WORK INSTRUCTIONS: Return the entries verbatim and drop every picture.

(Beginning of SUPPLIED RECORDS)

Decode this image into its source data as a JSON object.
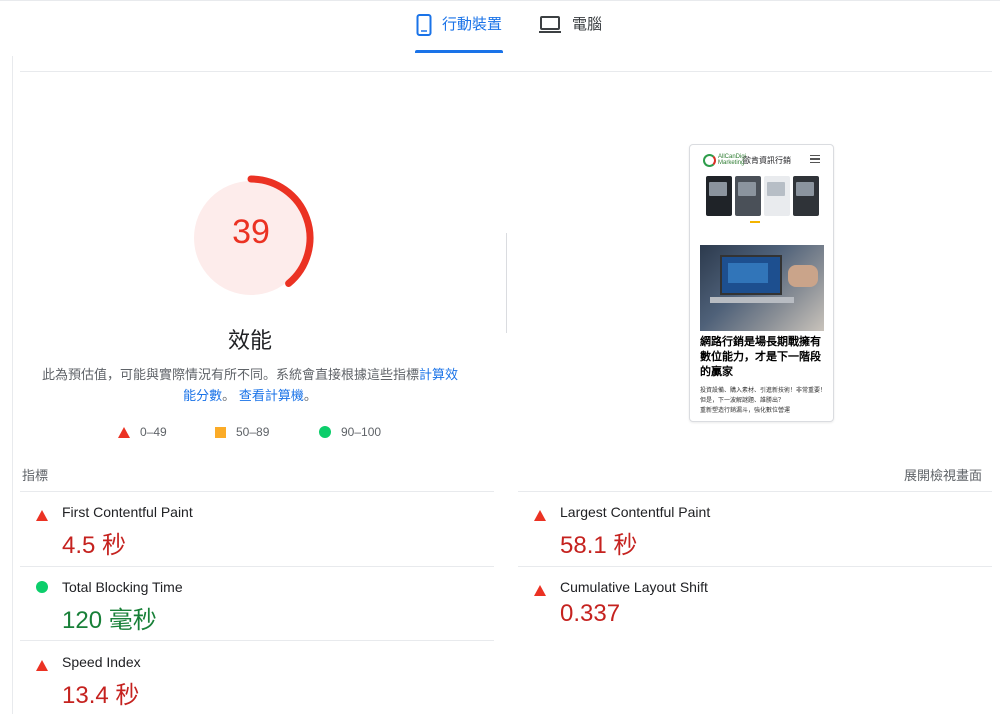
{
  "tabs": [
    {
      "label": "行動裝置",
      "icon": "smartphone-icon",
      "active": true
    },
    {
      "label": "電腦",
      "icon": "laptop-icon",
      "active": false
    }
  ],
  "score": {
    "value": "39",
    "fraction": 0.39,
    "title": "效能",
    "desc_prefix": "此為預估值，可能與實際情況有所不同。系統會直接根據這些指標",
    "link_calc": "計算效能分數",
    "sep": "。",
    "link_calculator": "查看計算機",
    "end": "。"
  },
  "legend": [
    {
      "range": "0–49",
      "shape": "triangle",
      "color": "#eb3223"
    },
    {
      "range": "50–89",
      "shape": "square",
      "color": "#fbab27"
    },
    {
      "range": "90–100",
      "shape": "circle",
      "color": "#0cce6b"
    }
  ],
  "preview": {
    "brand_line1": "AllCanDigi",
    "brand_line2": "Marketing",
    "site_name": "歐肯資訊行銷",
    "headline": "網路行銷是場長期戰擁有數位能力，才是下一階段的贏家",
    "body_lines": [
      "投資設備、購入素材、引進新技術！非常重要！",
      "但是，下一波解謎題、誰勝出？",
      "重新塑造行銷漏斗，強化數位營運"
    ]
  },
  "metrics": {
    "section_label": "指標",
    "expand_label": "展開檢視畫面",
    "items": [
      {
        "label": "First Contentful Paint",
        "value": "4.5 秒",
        "status": "poor"
      },
      {
        "label": "Largest Contentful Paint",
        "value": "58.1 秒",
        "status": "poor"
      },
      {
        "label": "Total Blocking Time",
        "value": "120 毫秒",
        "status": "good"
      },
      {
        "label": "Cumulative Layout Shift",
        "value": "0.337",
        "status": "poor"
      },
      {
        "label": "Speed Index",
        "value": "13.4 秒",
        "status": "poor"
      }
    ]
  },
  "colors": {
    "accent": "#1a73e8",
    "poor": "#eb3223",
    "average": "#fbab27",
    "good": "#0cce6b",
    "poor_text": "#c5221f",
    "good_text": "#188038"
  }
}
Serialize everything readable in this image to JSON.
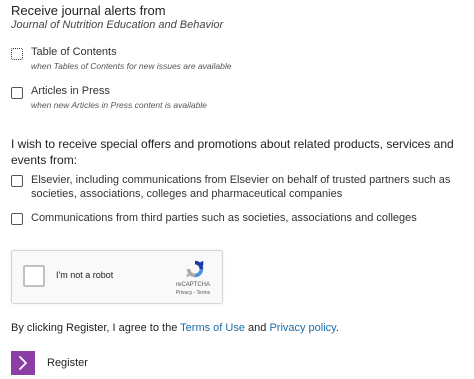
{
  "header": {
    "title": "Receive journal alerts from",
    "journal": "Journal of Nutrition Education and Behavior"
  },
  "alerts": [
    {
      "label": "Table of Contents",
      "sub": "when Tables of Contents for new issues are available"
    },
    {
      "label": "Articles in Press",
      "sub": "when new Articles in Press content is available"
    }
  ],
  "offers": {
    "intro": "I wish to receive special offers and promotions about related products, services and events from:",
    "elsevier": "Elsevier, including communications from Elsevier on behalf of trusted partners such as societies, associations, colleges and pharmaceutical companies",
    "third_parties": "Communications from third parties such as societies, associations and colleges"
  },
  "recaptcha": {
    "label": "I'm not a robot",
    "brand": "reCAPTCHA",
    "terms": "Privacy - Terms"
  },
  "agreement": {
    "prefix": "By clicking Register, I agree to the ",
    "terms_link": "Terms of Use",
    "middle": " and ",
    "privacy_link": "Privacy policy",
    "suffix": "."
  },
  "register": {
    "label": "Register"
  },
  "colors": {
    "accent": "#8b3ea3",
    "link": "#1a6ea8"
  }
}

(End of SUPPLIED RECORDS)

TASK RESULT:
Decode this image into its source data as a JSON object.
{
  "tabs": [
    {
      "label": "行動裝置",
      "icon": "smartphone-icon",
      "active": true
    },
    {
      "label": "電腦",
      "icon": "laptop-icon",
      "active": false
    }
  ],
  "score": {
    "value": "39",
    "fraction": 0.39,
    "title": "效能",
    "desc_prefix": "此為預估值，可能與實際情況有所不同。系統會直接根據這些指標",
    "link_calc": "計算效能分數",
    "sep": "。",
    "link_calculator": "查看計算機",
    "end": "。"
  },
  "legend": [
    {
      "range": "0–49",
      "shape": "triangle",
      "color": "#eb3223"
    },
    {
      "range": "50–89",
      "shape": "square",
      "color": "#fbab27"
    },
    {
      "range": "90–100",
      "shape": "circle",
      "color": "#0cce6b"
    }
  ],
  "preview": {
    "brand_line1": "AllCanDigi",
    "brand_line2": "Marketing",
    "site_name": "歐肯資訊行銷",
    "headline": "網路行銷是場長期戰擁有數位能力，才是下一階段的贏家",
    "body_lines": [
      "投資設備、購入素材、引進新技術！非常重要！",
      "但是，下一波解謎題、誰勝出？",
      "重新塑造行銷漏斗，強化數位營運"
    ]
  },
  "metrics": {
    "section_label": "指標",
    "expand_label": "展開檢視畫面",
    "items": [
      {
        "label": "First Contentful Paint",
        "value": "4.5 秒",
        "status": "poor"
      },
      {
        "label": "Largest Contentful Paint",
        "value": "58.1 秒",
        "status": "poor"
      },
      {
        "label": "Total Blocking Time",
        "value": "120 毫秒",
        "status": "good"
      },
      {
        "label": "Cumulative Layout Shift",
        "value": "0.337",
        "status": "poor"
      },
      {
        "label": "Speed Index",
        "value": "13.4 秒",
        "status": "poor"
      }
    ]
  },
  "colors": {
    "accent": "#1a73e8",
    "poor": "#eb3223",
    "average": "#fbab27",
    "good": "#0cce6b",
    "poor_text": "#c5221f",
    "good_text": "#188038"
  }
}
Serialize everything readable in this image to JSON.
{
  "header": {
    "title": "Receive journal alerts from",
    "journal": "Journal of Nutrition Education and Behavior"
  },
  "alerts": [
    {
      "label": "Table of Contents",
      "sub": "when Tables of Contents for new issues are available"
    },
    {
      "label": "Articles in Press",
      "sub": "when new Articles in Press content is available"
    }
  ],
  "offers": {
    "intro": "I wish to receive special offers and promotions about related products, services and events from:",
    "elsevier": "Elsevier, including communications from Elsevier on behalf of trusted partners such as societies, associations, colleges and pharmaceutical companies",
    "third_parties": "Communications from third parties such as societies, associations and colleges"
  },
  "recaptcha": {
    "label": "I'm not a robot",
    "brand": "reCAPTCHA",
    "terms": "Privacy - Terms"
  },
  "agreement": {
    "prefix": "By clicking Register, I agree to the ",
    "terms_link": "Terms of Use",
    "middle": " and ",
    "privacy_link": "Privacy policy",
    "suffix": "."
  },
  "register": {
    "label": "Register"
  },
  "colors": {
    "accent": "#8b3ea3",
    "link": "#1a6ea8"
  }
}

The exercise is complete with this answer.